The Department of Health has developed "fight the bite" resources that can be found at http://www.dh.sa.gov.au/pehs/publications/mozzies-fight-bite.htm
Swimming Pools and Spa Pools
Public swimming pools and spa pools are routinely monitored to ensure that the water quality complies with the legislative requirements and that the facilities are properly maintained. There are no legislative controls that deal specifically with water quality in private pools and spas but should these facilities be not properly maintained on private premises (e.g. allowing mosquito breeding in dirty pool water), Council's Environmental Health Officers may require the owners to take action under the Public and Environmental Health Act.
During winter months Council sometimes receives complaints about smoke generated from combustion heaters. This is usually as a result of inefficient use of the heater and/or the burning of unseasoned or damp wood. Put simply, smoke is unburnt fuel, which, in addition to wasting your money, may cause annoyance or distress to neighbours and pollute the environment.
The Environment Protection Agency provides information about combustion heaters (solid fuel fires) on their publications page at www.environment.sa.gov.au/epa/pub.html
Any complaints regarding combustion heaters should be directed to the Environment Protection Agency on (08) 8204 2000.
For more information, please contact:
The Department of Health, www.deh.gov.au/atmosphere/airquality/woodsmoke/
The Environment Protection Agency, www.epa.sa.gov.au/woodsmoke
The Australian Heating Association, Ph: (08) 8351 9288
The Department of Health,
The Environment Protection Agency
The Australian Heating Associ
Council's Environmental Health and Compliance Officer deals with customer enquiries and concerns relating to all of the above topics.
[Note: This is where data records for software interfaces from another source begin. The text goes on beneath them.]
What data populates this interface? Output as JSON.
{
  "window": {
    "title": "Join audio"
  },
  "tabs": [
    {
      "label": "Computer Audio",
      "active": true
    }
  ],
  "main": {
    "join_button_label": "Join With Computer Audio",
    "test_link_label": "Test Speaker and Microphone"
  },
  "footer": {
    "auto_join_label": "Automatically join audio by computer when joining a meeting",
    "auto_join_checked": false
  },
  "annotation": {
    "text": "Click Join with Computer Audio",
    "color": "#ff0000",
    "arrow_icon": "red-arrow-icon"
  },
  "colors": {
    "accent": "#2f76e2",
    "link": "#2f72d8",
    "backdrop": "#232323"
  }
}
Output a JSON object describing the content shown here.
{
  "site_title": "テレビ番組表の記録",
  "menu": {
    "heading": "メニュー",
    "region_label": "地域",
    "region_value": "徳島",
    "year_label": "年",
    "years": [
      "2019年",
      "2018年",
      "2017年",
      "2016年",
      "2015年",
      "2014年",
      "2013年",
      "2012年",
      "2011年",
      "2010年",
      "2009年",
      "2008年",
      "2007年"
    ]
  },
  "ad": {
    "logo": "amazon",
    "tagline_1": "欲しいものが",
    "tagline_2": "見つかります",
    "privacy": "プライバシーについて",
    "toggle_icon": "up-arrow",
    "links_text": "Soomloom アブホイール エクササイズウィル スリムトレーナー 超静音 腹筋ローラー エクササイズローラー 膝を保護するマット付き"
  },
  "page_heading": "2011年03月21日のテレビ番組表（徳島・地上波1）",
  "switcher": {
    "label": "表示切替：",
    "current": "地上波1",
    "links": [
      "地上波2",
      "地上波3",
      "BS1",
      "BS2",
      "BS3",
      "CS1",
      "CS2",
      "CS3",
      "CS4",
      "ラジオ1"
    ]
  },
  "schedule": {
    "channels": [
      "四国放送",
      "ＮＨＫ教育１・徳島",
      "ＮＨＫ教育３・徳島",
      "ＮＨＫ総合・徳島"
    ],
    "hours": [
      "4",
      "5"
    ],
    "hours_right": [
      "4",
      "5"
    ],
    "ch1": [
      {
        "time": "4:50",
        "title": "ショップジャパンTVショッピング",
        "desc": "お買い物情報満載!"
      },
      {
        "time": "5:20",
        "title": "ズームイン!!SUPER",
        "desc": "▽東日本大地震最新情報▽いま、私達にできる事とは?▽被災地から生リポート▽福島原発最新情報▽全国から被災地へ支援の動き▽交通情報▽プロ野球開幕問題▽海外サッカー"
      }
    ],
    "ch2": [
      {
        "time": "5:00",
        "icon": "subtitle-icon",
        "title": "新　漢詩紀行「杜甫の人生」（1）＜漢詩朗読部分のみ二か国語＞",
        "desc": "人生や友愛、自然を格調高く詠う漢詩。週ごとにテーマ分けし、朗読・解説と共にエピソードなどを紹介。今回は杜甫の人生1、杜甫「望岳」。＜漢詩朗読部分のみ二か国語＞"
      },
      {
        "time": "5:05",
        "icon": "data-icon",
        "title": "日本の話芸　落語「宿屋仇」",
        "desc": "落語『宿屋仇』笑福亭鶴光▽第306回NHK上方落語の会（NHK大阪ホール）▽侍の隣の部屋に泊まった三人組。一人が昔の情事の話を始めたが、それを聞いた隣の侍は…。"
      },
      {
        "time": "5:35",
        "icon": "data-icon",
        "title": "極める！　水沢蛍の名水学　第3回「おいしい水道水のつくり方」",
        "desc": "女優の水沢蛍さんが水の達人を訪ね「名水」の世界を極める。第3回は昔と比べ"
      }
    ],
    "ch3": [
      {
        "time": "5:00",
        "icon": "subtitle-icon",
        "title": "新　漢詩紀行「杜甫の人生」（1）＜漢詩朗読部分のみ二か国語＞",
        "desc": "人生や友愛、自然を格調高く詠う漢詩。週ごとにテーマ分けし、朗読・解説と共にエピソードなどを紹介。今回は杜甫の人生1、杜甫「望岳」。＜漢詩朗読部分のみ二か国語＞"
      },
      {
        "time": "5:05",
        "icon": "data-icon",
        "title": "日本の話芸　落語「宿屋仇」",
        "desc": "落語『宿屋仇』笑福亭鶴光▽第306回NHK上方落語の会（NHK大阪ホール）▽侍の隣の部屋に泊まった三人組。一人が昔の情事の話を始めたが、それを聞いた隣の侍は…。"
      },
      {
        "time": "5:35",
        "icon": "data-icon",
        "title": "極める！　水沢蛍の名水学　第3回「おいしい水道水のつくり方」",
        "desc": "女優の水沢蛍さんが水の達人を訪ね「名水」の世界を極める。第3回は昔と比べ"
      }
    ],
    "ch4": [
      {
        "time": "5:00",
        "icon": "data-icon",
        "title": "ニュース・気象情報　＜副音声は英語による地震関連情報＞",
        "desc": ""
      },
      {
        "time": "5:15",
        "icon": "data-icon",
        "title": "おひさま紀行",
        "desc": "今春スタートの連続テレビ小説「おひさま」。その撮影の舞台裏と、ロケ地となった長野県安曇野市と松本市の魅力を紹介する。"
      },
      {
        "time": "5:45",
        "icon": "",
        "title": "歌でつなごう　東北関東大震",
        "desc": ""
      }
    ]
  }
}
If you need to lodge a complaint you can do so by contacting Council on (08) 8666 2014 and the person taking your call will pass on your concerns to the relevant Officer.
Last Modified 2014-03-08T12:16:33